In the 1960’s Chicago saw development on the West Side; the Eisenhower Expressway was built, as well as the University of Illinois at Chicago. Thus the Greek community was forced to relocate a few blocks away. They settled in what is now known as modern Greektown. Although the Greek community was established by this time, it wasn’t until the first gyros in America were made in Greektown in 1968 that the Greeks began to have notoriety in Chicago. The instant gyros were introduced, they became wildly popular.
Using this success as a starting point, Chicago’s Greek community began to celebrate its heritage more boldly. Over the next two decades, the number of restaurants and small businesses grew dramatically and Greektown became the most popular destination for Greek cuisine. The Taste of Greece and several parades were instituted as annual celebrations during this time as well. In 1996 the City of Chicago funded street renovations and the building of traditional Greek pavilions at various points in the neighborhood. Today’s Greektown proudly displays its heritage and enthusiastically shares it with every visitor.
Greektown is part of the Near West Side community, made up of several neighborhoods.

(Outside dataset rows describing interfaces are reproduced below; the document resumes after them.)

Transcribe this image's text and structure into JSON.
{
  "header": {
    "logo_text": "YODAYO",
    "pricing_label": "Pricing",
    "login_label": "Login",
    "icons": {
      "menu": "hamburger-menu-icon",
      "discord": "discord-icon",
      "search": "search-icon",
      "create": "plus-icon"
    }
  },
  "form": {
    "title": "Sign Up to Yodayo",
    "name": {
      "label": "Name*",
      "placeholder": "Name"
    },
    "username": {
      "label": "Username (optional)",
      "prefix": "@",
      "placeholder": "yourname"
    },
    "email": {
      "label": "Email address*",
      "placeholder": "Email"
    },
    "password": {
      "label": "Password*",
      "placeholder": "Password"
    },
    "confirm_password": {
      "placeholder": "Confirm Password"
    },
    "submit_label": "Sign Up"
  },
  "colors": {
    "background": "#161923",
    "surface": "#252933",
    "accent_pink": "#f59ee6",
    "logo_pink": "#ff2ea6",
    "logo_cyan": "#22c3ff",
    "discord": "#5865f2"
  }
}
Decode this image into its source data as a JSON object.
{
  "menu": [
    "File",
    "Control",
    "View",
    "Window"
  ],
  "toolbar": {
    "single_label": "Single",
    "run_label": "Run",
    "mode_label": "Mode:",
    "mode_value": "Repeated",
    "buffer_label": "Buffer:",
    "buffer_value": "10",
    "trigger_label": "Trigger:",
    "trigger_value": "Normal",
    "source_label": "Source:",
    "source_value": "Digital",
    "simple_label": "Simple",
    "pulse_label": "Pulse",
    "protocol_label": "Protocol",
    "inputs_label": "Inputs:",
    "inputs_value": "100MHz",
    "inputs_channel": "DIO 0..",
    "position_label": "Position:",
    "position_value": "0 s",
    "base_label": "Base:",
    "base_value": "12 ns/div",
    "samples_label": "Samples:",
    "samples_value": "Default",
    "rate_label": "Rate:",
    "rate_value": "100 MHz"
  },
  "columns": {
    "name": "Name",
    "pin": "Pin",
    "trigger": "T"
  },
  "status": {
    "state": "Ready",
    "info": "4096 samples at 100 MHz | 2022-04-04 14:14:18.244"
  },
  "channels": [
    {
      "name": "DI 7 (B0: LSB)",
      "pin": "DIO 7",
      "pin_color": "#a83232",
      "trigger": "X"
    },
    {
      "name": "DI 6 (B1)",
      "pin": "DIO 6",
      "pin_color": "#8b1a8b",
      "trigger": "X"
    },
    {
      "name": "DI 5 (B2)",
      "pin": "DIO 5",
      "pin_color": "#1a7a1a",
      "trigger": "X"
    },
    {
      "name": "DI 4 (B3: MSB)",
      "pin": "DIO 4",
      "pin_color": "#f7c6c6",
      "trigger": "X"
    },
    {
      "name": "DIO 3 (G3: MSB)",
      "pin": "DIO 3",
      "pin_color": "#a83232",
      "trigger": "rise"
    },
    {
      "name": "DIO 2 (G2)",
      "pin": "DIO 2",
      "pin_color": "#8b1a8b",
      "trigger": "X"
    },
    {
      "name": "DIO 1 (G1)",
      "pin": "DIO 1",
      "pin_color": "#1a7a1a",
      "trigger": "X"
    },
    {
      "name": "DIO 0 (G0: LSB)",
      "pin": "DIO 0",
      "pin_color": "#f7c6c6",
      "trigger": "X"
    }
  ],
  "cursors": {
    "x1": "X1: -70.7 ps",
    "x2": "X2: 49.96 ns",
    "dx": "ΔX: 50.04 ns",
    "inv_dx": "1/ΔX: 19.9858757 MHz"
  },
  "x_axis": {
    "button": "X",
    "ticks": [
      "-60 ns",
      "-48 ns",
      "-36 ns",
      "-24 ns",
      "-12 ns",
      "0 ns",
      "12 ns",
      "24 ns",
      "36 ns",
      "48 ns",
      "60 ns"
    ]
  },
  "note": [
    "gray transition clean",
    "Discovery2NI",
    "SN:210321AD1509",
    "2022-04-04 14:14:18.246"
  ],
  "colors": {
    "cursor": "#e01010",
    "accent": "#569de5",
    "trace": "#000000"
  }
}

The area is bounded on the north by Lake Street, on the south by Congress Parkway, on the east by the Kennedy Expressway, and on the west by Racine Avenue.